In contrast to a club side, where you’d typically choose from a first-team squad of 25 to 30 players, when it comes to A Seleção you have a vast pool from which to choose. Does that mean that you can come up with a playing philosophy and then pick the players who fit in with that?
That’s the big difference from club level, particularly in Brazil. At a club you set out your way of playing depending on the characteristics of your players. In the national squad, you can choose how you want the team to play and then look for the players best suited to carry that out. Of course there’ll be changes in direction along the way, and you have to adapt to them. For example, sometimes a player you didn’t have such high hopes for ends up fitting in better than you expected. But the basic rule is this: you can shape how you want the team to play.

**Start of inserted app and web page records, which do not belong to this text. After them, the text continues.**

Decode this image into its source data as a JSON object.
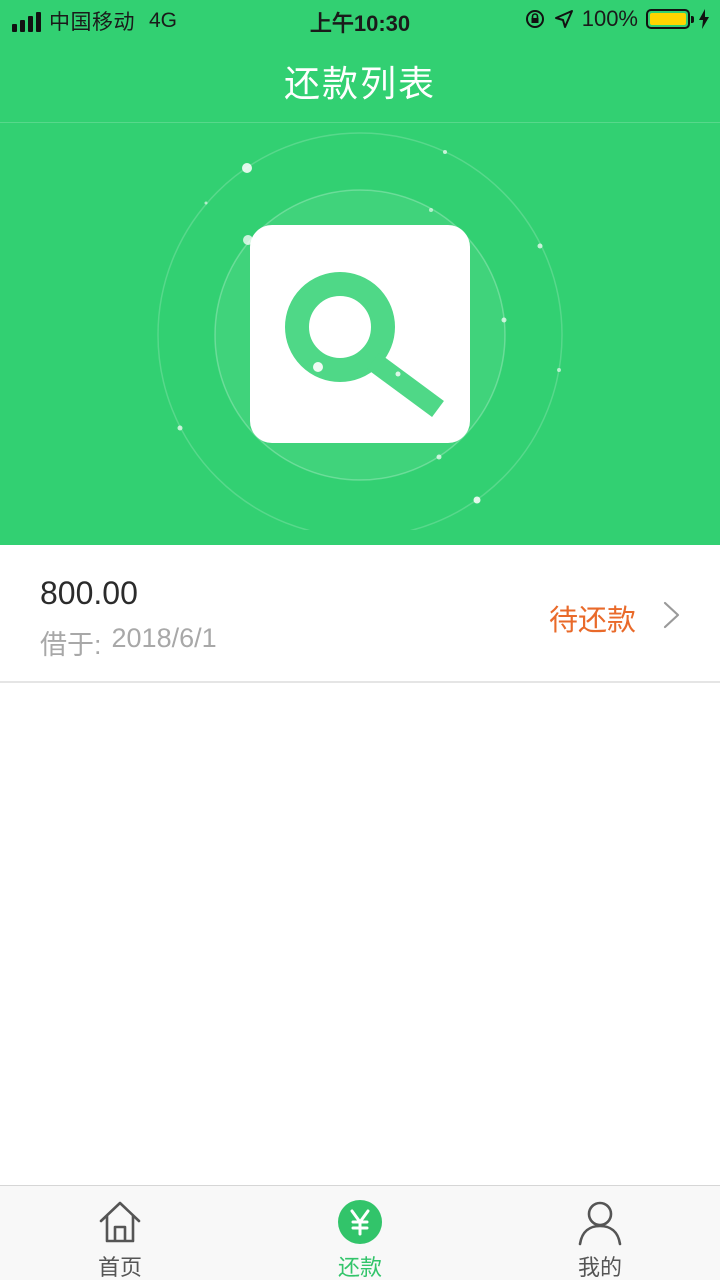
{
  "status_bar": {
    "carrier": "中国移动",
    "network": "4G",
    "time": "上午10:30",
    "battery": "100%"
  },
  "header": {
    "title": "还款列表"
  },
  "records": [
    {
      "amount": "800.00",
      "date_label": "借于:",
      "date": "2018/6/1",
      "status": "待还款"
    }
  ],
  "tabbar": {
    "items": [
      {
        "label": "首页",
        "icon": "home-icon",
        "active": false
      },
      {
        "label": "还款",
        "icon": "yen-icon",
        "active": true
      },
      {
        "label": "我的",
        "icon": "person-icon",
        "active": false
      }
    ]
  },
  "colors": {
    "primary_green": "#32d072",
    "status_orange": "#e96a2a",
    "tab_active": "#32c46a"
  }
}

The personal side of coaching, such as how you deal with players off the pitch, must be very different at club level and with the Seleção, right? Do you have to change the way you handle your squad?
That’s right. Your approach is different, because you’ve not got as close a relationship with the players. At a club you do have that closeness and, what’s more, you need that in order to tackle certain issues. The big difference is that the players get more of the limelight at their clubs, but once they come to the Seleção, they need to share the attention. Whichever direction a player looks [in the dressing room], he sees another man who’s also a hero at his particular club. So, you need to set your ego aside for the benefit of the group as a whole.

In your view, is the manner of Spain and Barcelona’s recent success an isolated phenomenon, which could only have come about with that generation of players, or has it changed the way football will be perceived?
In football, winning teams always make a mark and have an influence over a given period. They go on to be hailed as examples to follow and, from that moment on, they change the way others behave. That’s because they become the teams to beat and in order to beat them you need to really understand them. You’re definitely not going to start copying them, because there’s no need to and the conditions aren’t right, but you certainly do need to understand their methods, their playing dynamic and their footballing philosophy.

But, given the way those teams now play is less about tactics and more about a certain style of play, in which keeping hold of the ball is a priority, it’s even more dependent on having quality players isn’t it?
Indeed, you can’t reproduce that way of playing to the same degree without the right players. At least, you can only do so on a much smaller scale. If you look at Barcelona, during recent years they’ve played every which way, using every tactical formation around. They did things that made you look and say to yourself: “They can’t be doing that, it’s not tactically possible.” And, despite that, the team went on to achieve a great level of supremacy. That could only be possible with that squad, with those particular players.

Prior to taking the Seleção reins, you coached a Corinthians squad featuring a global superstar in Ronaldo, who generated a fierce amount of media frenzy. Looking back today, do you think going through that has helped you cope better with certain situations at national-team level?
That experience has helped me and without a doubt it’s had an influence on my time in this job, because people look at your work and see how you handle yourself. They examine your ability to take on the responsibility that comes with being coach of the Seleção Brasileira. And what I really learned from working with Ronaldo and other great players – such as Roberto Carlos, who was also at Corinthians during my tenure – is that you have an extremely straightforward relationship with them. You have to be very clear and very objective. Great players don’t like to beat around the bush, they like to get straight to business. You need to discuss with them those issues that really need broaching, work out where each of you will stand in the relationship and then stick to what you’ve agreed. Then you won’t have a problem. I once heard a coach say that “great players cause few problems”, and it’s true. The ones that give you the most trouble are the others, those that just think they’re great players. So, you’re better off just having great players! (laughs)